■ Work request ■
Say how many lines in the records hold the word "title", and give nothing but that number.

Segment Start: Given data

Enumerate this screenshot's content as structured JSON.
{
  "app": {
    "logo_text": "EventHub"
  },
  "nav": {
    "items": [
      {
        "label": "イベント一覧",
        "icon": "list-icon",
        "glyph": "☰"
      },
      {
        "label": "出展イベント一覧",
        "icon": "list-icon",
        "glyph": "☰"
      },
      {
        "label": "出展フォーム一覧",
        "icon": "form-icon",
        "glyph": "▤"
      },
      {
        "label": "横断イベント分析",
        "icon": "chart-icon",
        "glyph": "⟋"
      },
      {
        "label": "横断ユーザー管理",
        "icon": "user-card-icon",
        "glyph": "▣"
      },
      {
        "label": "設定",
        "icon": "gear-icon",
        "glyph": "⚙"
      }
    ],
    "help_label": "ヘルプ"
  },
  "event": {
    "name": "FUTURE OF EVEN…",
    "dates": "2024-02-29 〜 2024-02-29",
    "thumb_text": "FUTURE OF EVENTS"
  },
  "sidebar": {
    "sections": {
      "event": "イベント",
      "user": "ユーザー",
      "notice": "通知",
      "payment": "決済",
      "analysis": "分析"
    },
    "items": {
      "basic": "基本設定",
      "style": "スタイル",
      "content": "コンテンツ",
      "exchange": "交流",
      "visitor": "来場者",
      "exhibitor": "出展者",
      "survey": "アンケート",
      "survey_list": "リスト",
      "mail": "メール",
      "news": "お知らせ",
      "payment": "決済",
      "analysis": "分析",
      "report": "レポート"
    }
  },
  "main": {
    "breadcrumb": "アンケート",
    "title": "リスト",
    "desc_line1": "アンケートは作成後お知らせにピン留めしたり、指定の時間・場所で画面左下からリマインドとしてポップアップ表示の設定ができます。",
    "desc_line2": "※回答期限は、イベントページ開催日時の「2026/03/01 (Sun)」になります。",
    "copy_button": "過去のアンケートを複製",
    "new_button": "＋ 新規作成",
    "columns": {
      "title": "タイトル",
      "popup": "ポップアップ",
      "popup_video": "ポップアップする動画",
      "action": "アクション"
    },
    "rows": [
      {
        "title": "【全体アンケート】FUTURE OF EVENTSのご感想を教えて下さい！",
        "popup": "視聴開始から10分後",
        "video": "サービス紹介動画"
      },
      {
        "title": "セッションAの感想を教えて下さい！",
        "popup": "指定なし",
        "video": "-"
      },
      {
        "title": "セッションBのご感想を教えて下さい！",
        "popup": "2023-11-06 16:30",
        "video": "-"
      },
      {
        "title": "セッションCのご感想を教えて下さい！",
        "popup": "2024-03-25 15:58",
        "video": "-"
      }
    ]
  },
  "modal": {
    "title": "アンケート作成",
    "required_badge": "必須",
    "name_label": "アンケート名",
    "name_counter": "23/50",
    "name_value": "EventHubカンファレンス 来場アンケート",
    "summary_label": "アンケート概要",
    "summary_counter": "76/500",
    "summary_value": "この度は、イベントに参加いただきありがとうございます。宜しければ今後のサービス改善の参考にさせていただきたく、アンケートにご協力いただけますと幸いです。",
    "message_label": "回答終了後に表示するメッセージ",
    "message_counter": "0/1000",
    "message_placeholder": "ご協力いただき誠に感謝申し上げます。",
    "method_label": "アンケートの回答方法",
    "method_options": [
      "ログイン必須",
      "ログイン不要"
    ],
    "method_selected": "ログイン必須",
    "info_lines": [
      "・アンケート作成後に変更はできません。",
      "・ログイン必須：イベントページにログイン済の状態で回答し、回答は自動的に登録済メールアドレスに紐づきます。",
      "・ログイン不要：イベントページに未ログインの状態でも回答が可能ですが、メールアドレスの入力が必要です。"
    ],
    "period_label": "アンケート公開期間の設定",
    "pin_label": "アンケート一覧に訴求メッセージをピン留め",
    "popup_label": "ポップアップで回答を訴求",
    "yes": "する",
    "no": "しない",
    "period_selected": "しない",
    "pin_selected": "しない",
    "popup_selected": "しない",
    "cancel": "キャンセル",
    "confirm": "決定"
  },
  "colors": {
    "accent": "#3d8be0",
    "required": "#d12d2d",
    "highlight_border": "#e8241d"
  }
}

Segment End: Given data

■ Expected output ■
7